It's no secret that there is a tenuous relationship between most chief information security officers (CISOs) and their executive suite and board. The CISO is caught between a rock (cause) and a hard place (effect).
CISO-led enterprise security programs are intended to protect against security breaches. Executives have a duty to protect a business from unacceptable impacts, but they are rarely (if ever) presented with quantifiable and data-driven security strategies and action plans that link control of specific security breach outcomes — and associated impacts — with specific budgets.
This exposes executives to external challengers — including investors, insurers, opposing legal counsel, regulators, and customers — regarding enterprise cyber-risk exposure. But these are not the only challengers. Internally, CISOs compete for limited funds against the rest of the business in an opportunity-cost war, and they are in battle with functions that deliver a much more obvious return on investment.

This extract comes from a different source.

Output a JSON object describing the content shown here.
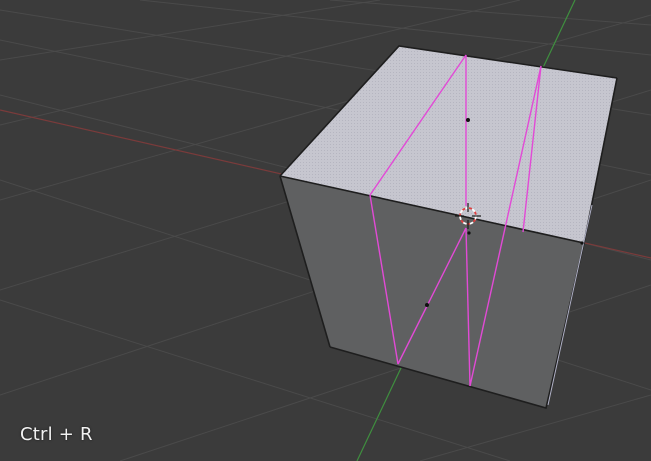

Setting Cyber-Risk ExpectationsTo better handle these challenges, a security plan should set an expectation of the level of cyber-risk outcomes per given budget. This would not only set expectations for a given spend, but should a business cut or increase budget, the CISO can demonstrate the resulting change in cyber-risk exposure.
The purpose of a security program is to have a degree of confidence in protection against security breaches. It is less that the executives believe that the business should be protected from breaches by advanced threats (like nation states); rather, they do not have credible information to know if less sophisticated threats, which are vastly more numerous, can breach and cause unacceptabl ..